To fulfill a requirement for her high-school service project, Monica Wangler hit on a way to combine community service with her love of sports. “I was a multi-sport athlete,” she said. “I thought, well, if I can do service and sports at the same time, I’m in.”

Some 30 years later, she’s still all in as a volunteer coach with Franklin County Special Olympics. And so are several members of her family, including most of her siblings, her daughter, a niece and brother-in-law. “And we have no plans to stop,” said Wangler, who grew up the oldest of six children in the Lubbers family. “We’re actually trying to convince another sibling to join us.”

Ryan Phillips, director of Special Olympics, Community Recreation and Aquatics at the Franklin County Board of Developmental Disabilities, said the Lubbers family commitment and tenure is nothing short of amazing. “It seems like the longer that people volunteer with us, the more they begin to build their lives around the schedule,” he said. “It’s pretty cool.”

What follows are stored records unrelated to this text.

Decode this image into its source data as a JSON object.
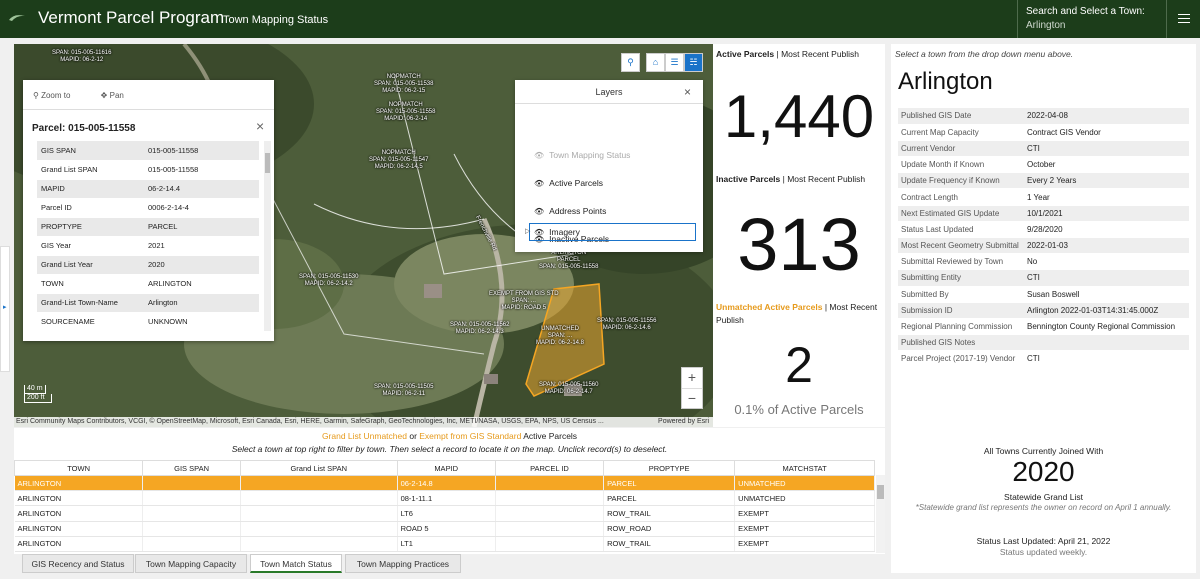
{
  "header": {
    "title": "Vermont Parcel Program",
    "subtitle": "Town Mapping Status",
    "town_select_label": "Search and Select a Town:",
    "town_select_value": "Arlington"
  },
  "map": {
    "tools": {
      "zoom_to": "Zoom to",
      "pan": "Pan"
    },
    "attribution": "Esri Community Maps Contributors, VCGI, © OpenStreetMap, Microsoft, Esri Canada, Esri, HERE, Garmin, SafeGraph, GeoTechnologies, Inc, METI/NASA, USGS, EPA, NPS, US Census ...",
    "powered_by": "Powered by Esri",
    "scale_metric": "40 m",
    "scale_imperial": "200 ft",
    "labels": [
      "SPAN: 015-005-11616\nMAPID: 06-2-12",
      "NOPMATCH\nSPAN: 015-005-11538\nMAPID: 06-2-15",
      "NOPMATCH\nSPAN: 015-005-11558\nMAPID: 06-2-14",
      "NOPMATCH\nSPAN: 015-005-11547\nMAPID: 06-2-14.5",
      "Frenchville Rd",
      "ARLINGTON\nPARCEL\nSPAN: 015-005-11558",
      "SPAN: 015-005-11530\nMAPID: 06-2-14.2",
      "EXEMPT FROM GIS STD\nSPAN: ...\nMAPID: ROAD 5",
      "UNMATCHED\nSPAN: ...\nMAPID: 06-2-14.8",
      "SPAN: 015-005-11556\nMAPID: 06-2-14.6",
      "SPAN: 015-005-11560\nMAPID: 06-2-14.7",
      "SPAN: 015-005-11505\nMAPID: 06-2-11",
      "SPAN: 015-005-11562\nMAPID: 06-2-14.3"
    ],
    "popup": {
      "title": "Parcel: 015-005-11558",
      "rows": [
        {
          "k": "GIS SPAN",
          "v": "015-005-11558"
        },
        {
          "k": "Grand List SPAN",
          "v": "015-005-11558"
        },
        {
          "k": "MAPID",
          "v": "06-2-14.4"
        },
        {
          "k": "Parcel ID",
          "v": "0006-2-14-4"
        },
        {
          "k": "PROPTYPE",
          "v": "PARCEL"
        },
        {
          "k": "GIS Year",
          "v": "2021"
        },
        {
          "k": "Grand List Year",
          "v": "2020"
        },
        {
          "k": "TOWN",
          "v": "ARLINGTON"
        },
        {
          "k": "Grand-List Town-Name",
          "v": "Arlington"
        },
        {
          "k": "SOURCENAME",
          "v": "UNKNOWN"
        }
      ]
    },
    "layers": {
      "title": "Layers",
      "items": [
        "Town Mapping Status",
        "Active Parcels",
        "Address Points",
        "Inactive Parcels",
        "Imagery"
      ]
    }
  },
  "stats": {
    "active_label": "Active Parcels",
    "recent": "| Most Recent Publish",
    "active_value": "1,440",
    "inactive_label": "Inactive Parcels",
    "inactive_value": "313",
    "unmatched_label": "Unmatched Active Parcels",
    "unmatched_recent": "| Most Recent Publish",
    "unmatched_value": "2",
    "unmatched_pct": "0.1% of Active Parcels"
  },
  "table": {
    "title_a": "Grand List Unmatched",
    "title_b": " or ",
    "title_c": "Exempt from GIS Standard",
    "title_d": " Active Parcels",
    "instructions": "Select a town at top right to filter by town. Then select a record to locate it on the map. Unclick record(s) to deselect.",
    "columns": [
      "TOWN",
      "GIS SPAN",
      "Grand List SPAN",
      "MAPID",
      "PARCEL ID",
      "PROPTYPE",
      "MATCHSTAT"
    ],
    "rows": [
      [
        "ARLINGTON",
        "",
        "",
        "06-2-14.8",
        "",
        "PARCEL",
        "UNMATCHED"
      ],
      [
        "ARLINGTON",
        "",
        "",
        "08-1-11.1",
        "",
        "PARCEL",
        "UNMATCHED"
      ],
      [
        "ARLINGTON",
        "",
        "",
        "LT6",
        "",
        "ROW_TRAIL",
        "EXEMPT"
      ],
      [
        "ARLINGTON",
        "",
        "",
        "ROAD 5",
        "",
        "ROW_ROAD",
        "EXEMPT"
      ],
      [
        "ARLINGTON",
        "",
        "",
        "LT1",
        "",
        "ROW_TRAIL",
        "EXEMPT"
      ]
    ]
  },
  "details": {
    "hint": "Select a town from the drop down menu above.",
    "town": "Arlington",
    "rows": [
      {
        "k": "Published GIS Date",
        "v": "2022-04-08"
      },
      {
        "k": "Current Map Capacity",
        "v": "Contract GIS Vendor"
      },
      {
        "k": "Current Vendor",
        "v": "CTI"
      },
      {
        "k": "Update Month if Known",
        "v": "October"
      },
      {
        "k": "Update Frequency if Known",
        "v": "Every 2 Years"
      },
      {
        "k": "Contract Length",
        "v": "1 Year"
      },
      {
        "k": "Next Estimated GIS Update",
        "v": "10/1/2021"
      },
      {
        "k": "Status Last Updated",
        "v": "9/28/2020"
      },
      {
        "k": "Most Recent Geometry Submittal",
        "v": "2022-01-03"
      },
      {
        "k": "Submittal Reviewed by Town",
        "v": "No"
      },
      {
        "k": "Submitting Entity",
        "v": "CTI"
      },
      {
        "k": "Submitted By",
        "v": "Susan Boswell"
      },
      {
        "k": "Submission ID",
        "v": "Arlington 2022-01-03T14:31:45.000Z"
      },
      {
        "k": "Regional Planning Commission",
        "v": "Bennington County Regional Commission"
      },
      {
        "k": "Published GIS Notes",
        "v": ""
      },
      {
        "k": "Parcel Project (2017-19) Vendor",
        "v": "CTI"
      }
    ],
    "joined_label": "All Towns Currently Joined With",
    "joined_year": "2020",
    "joined_sub": "Statewide Grand List",
    "joined_note": "*Statewide grand list represents the owner on record on April 1 annually.",
    "status_updated": "Status Last Updated: April 21, 2022",
    "status_freq": "Status updated weekly."
  },
  "tabs": [
    "GIS Recency and Status",
    "Town Mapping Capacity",
    "Town Match Status",
    "Town Mapping Practices"
  ],
  "active_tab": 2,
  "colors": {
    "header": "#1c3d1a",
    "accent": "#f5a623",
    "unmatched_text": "#e69a1c",
    "link": "#1a73c9"
  }
}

Anna Milligan was inspired by her sister’s experience and hasn’t looked back. She just hit her 20th year and is as enthusiastic as ever. “I started right after college and I was like, this is a happy place. It’s total positivity,” Milligan said. “I got so much out of the conversations – really filling my bucket while filling theirs.”

When Milligan and Wangler had children, they brought them to practices and games, too. “Some of the athletes would really enjoy pushing the kids in a stroller. It was so nice,” Wangler said. “I was just telling my husband how amazing it is that one program can offer so much family for us all.”

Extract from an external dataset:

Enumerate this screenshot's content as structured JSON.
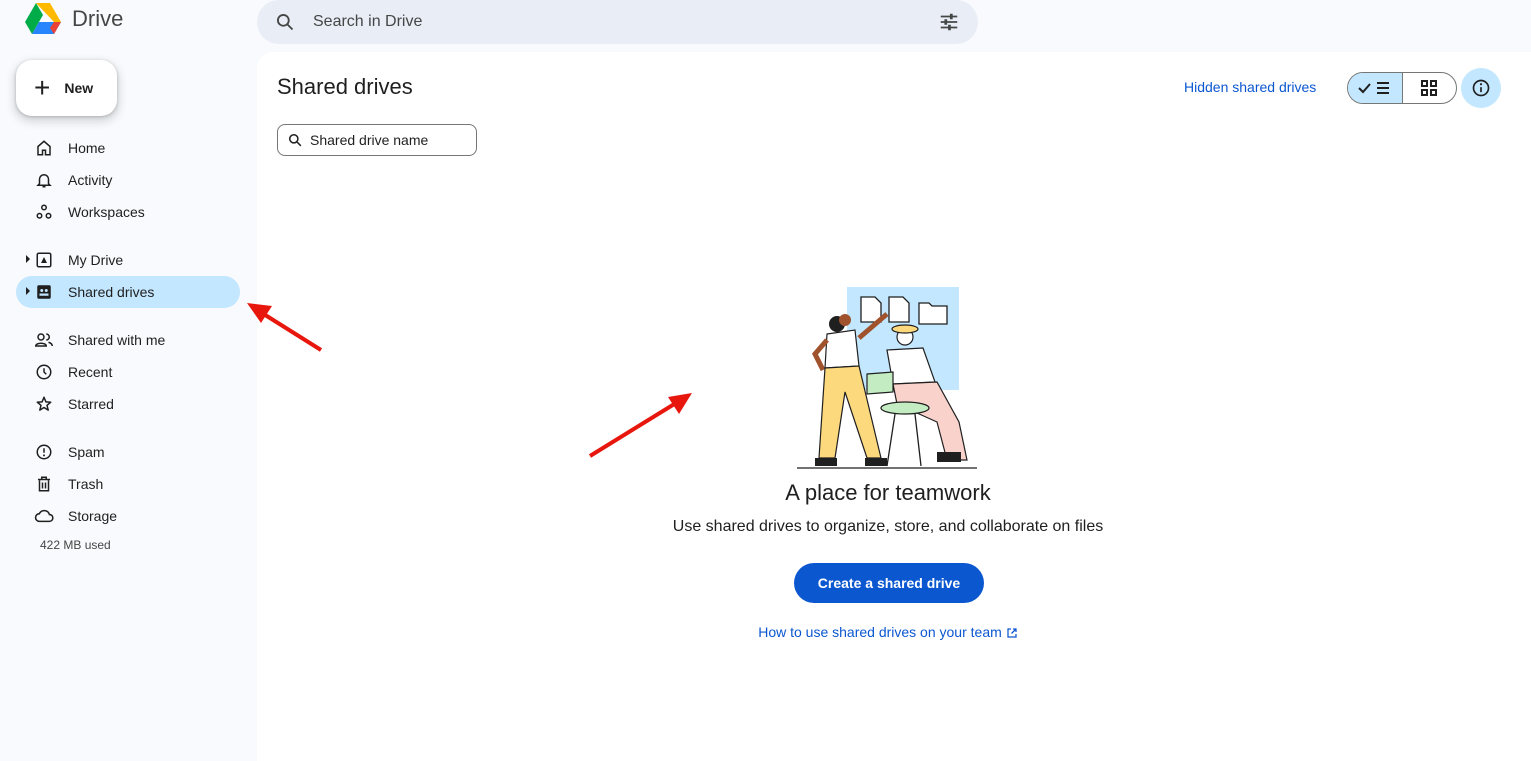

Of course, the Lubbers siblings also have watched plenty of Flyers athletes grow up. Wangler has been coaching Colton Showalter in swimming since he was “a little tyke,” she said. “Now he likes to point out my gray hair. I tell him he’s been around to make it that way.”

Milligan said she gets goosebumps – and a few happy tears – when she talks about the effect that Special Olympics has had on her 15-year-old daughter Charlotte, also known as Charlie. “Her life goals are surrounded by this,” Milligan said. “She wants to be a special education teacher, and I am so proud.”

And even if Charlie winds up in a different career, “she’s still found something that has such enormous meaning, and is shaping her as a human being,” Milligan said. “She’s finding and giving joy.”